Every line below that has the string "title" needs to be copied.
***** Given data
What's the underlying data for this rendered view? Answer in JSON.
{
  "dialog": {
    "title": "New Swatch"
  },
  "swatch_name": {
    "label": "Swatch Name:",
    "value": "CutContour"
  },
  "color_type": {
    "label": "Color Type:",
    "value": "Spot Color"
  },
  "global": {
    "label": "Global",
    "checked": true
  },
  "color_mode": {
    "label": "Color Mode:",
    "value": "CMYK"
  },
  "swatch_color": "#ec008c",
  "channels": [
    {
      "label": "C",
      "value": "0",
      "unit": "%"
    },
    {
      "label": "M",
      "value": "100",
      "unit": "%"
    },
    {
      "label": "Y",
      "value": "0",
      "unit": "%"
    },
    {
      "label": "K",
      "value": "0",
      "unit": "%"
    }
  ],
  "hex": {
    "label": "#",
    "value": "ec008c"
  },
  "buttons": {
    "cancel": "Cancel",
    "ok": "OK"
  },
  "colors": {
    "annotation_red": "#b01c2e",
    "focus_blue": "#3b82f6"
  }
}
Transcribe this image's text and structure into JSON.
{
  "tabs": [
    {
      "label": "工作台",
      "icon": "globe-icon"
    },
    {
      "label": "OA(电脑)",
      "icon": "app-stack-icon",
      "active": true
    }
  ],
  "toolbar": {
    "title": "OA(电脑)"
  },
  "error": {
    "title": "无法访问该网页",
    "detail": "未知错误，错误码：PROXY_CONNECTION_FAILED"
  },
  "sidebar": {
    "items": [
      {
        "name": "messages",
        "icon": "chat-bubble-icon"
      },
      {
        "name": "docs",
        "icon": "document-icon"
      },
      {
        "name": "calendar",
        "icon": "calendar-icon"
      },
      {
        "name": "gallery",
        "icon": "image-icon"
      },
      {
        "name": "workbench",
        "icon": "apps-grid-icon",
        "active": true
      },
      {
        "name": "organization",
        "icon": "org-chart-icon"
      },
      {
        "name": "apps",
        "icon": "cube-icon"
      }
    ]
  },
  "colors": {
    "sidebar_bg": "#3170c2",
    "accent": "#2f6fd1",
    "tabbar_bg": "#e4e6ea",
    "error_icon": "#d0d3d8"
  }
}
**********
◆ Response area:
    "title": "New Swatch"
    "title": "OA(电脑)"
    "title": "无法访问该网页",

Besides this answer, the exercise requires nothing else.